Through the generosity of APC board members, staff and friends and a $10,000 gift from The David, Helen and Marian Woodward Fund, the center was able to buy the land debt-free. Its purchase provides protection from future development in the APC’s backyard and additional parking, which could be required when the Grant house is restored.
Coincidentally with the addition of the lot, Randy Roark offered the APC a capital from Atlanta’s 1902 Carnegie Library façade as a donation. The library was torn down for the Marcel Breuer-designed building, which opened in 1980. Roark very generously paid for its installation by crane on the landscaped portion of the new property.
At the turn of the last century, Andrew Carnegie offered $100,000 to build a free public library in Atlanta if the city provided a site and agreed to maintain it at a cost of less than $5,000 per year. Margaret Mitchell’s father, Stephens Mitchell, was an early advocate for a free library and assisted in securing the Carnegie gift. The Beaux Arts Classical Revival building opened on March 3, 1902. This was Carnegie’s ninth library given to an American city.
While the APC was planning a permanent display of historic artifacts from Atlanta’s lost landmarks, its second artifact arrived much sooner than anticipated. Chuck Clark called the APC about the availability of a capital and sections of columns from the 19th century Equitable Building, which was torn down in the late 1960s for the SunTrust Bank annex. The APC purchased all of the stonework that a crane could move to its property.

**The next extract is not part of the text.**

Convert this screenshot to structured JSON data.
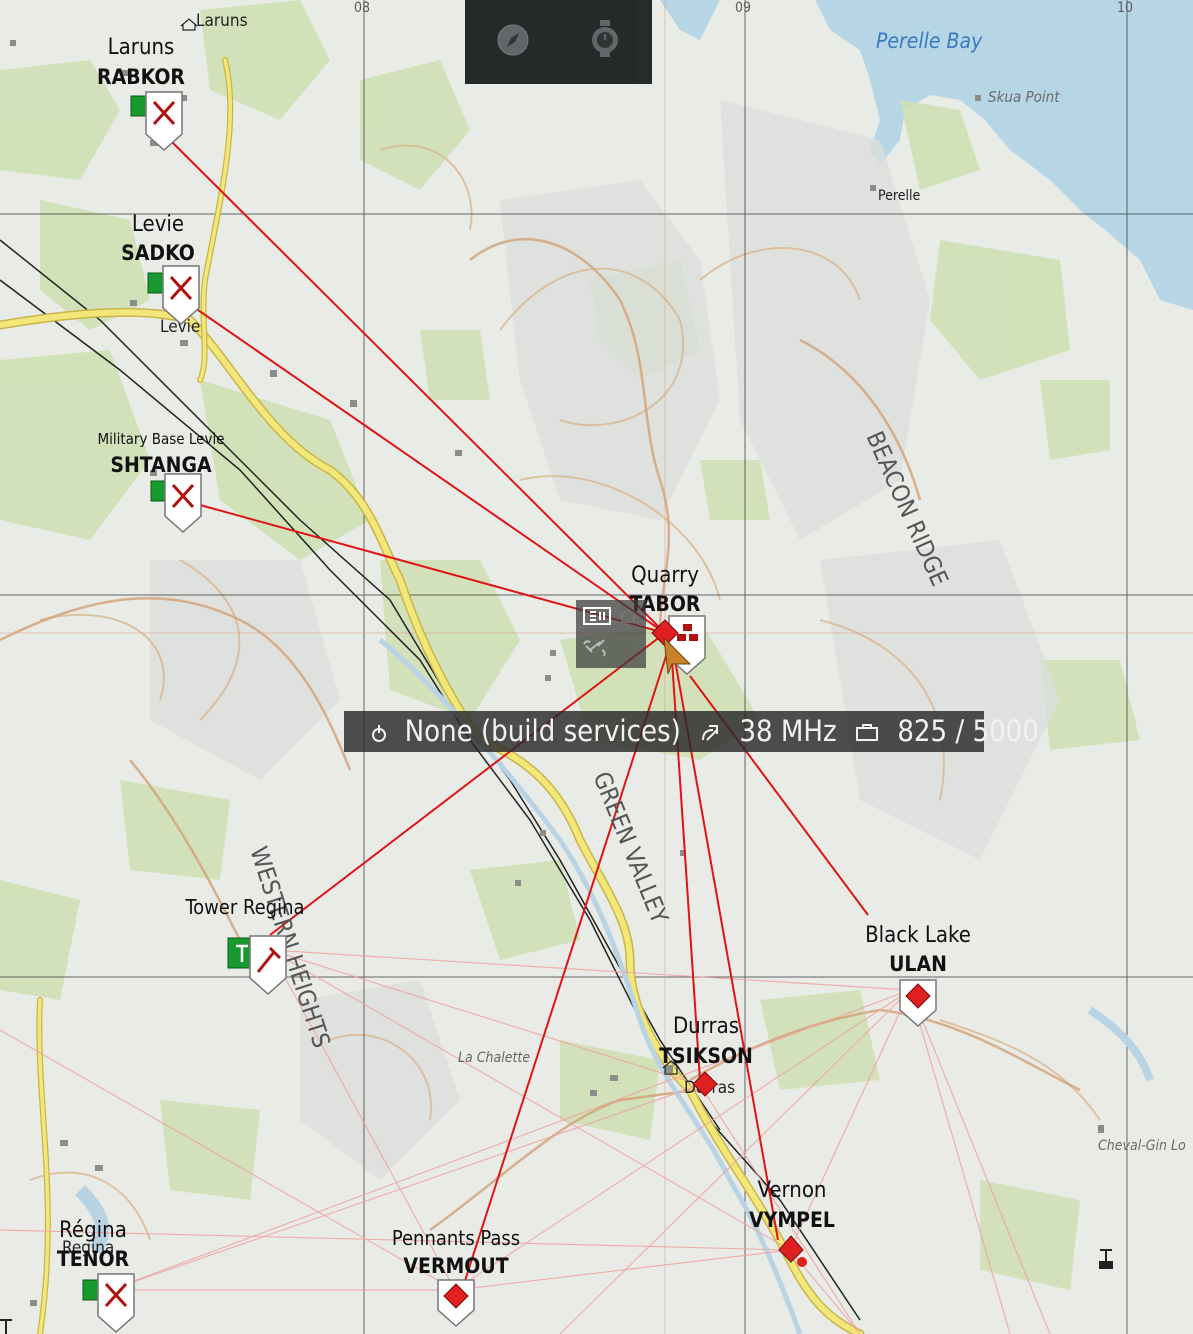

Completed in 1892, the eight-story Equitable Building was Atlanta’s first skyscraper. It was built by the East Atlanta Land Company, headed by Joel Hurt, and financed by the Equitable Life Assurance Society. It was originally called “Hurt’s Folly,” because it was way ahead of its time; however, it soon became the headquarters for business firms looking for a southern location. Designed by the architectural firm of Burnham and Root of Chicago (John Wellborn Root grew up in Atlanta before the Civil War), it was Atlanta’s only pure Chicago School skyscraper with wrought-iron elevator doors, eight-story stairway, and an innovative steel and glass skylight
covering the banking room in the courtyard. The Trust Company of Georgia (now SunTrust Bank) occupied the ground floor, purchasing the building in 1903 and putting the bank’s name on it in 1913. After demolishing the building to make room for an annex to its new 26-story tower, the Trust Company saved and currently displays ornamental parts of the building: three of the columns can be seen in front of building on the plaza and the ornately carved façade from the old entrance can be found in the corridor connecting the bank and the annex.
“We are thrilled to have these two pieces of Atlanta history. They give visitors a tangible way to discover the city’s lost landmarks and maintain neighborhood green space,” said APC Executive Directory Boyd Coons.
“We are asking if anyone knows of other artifacts, to please call the office at 404-688-3353.”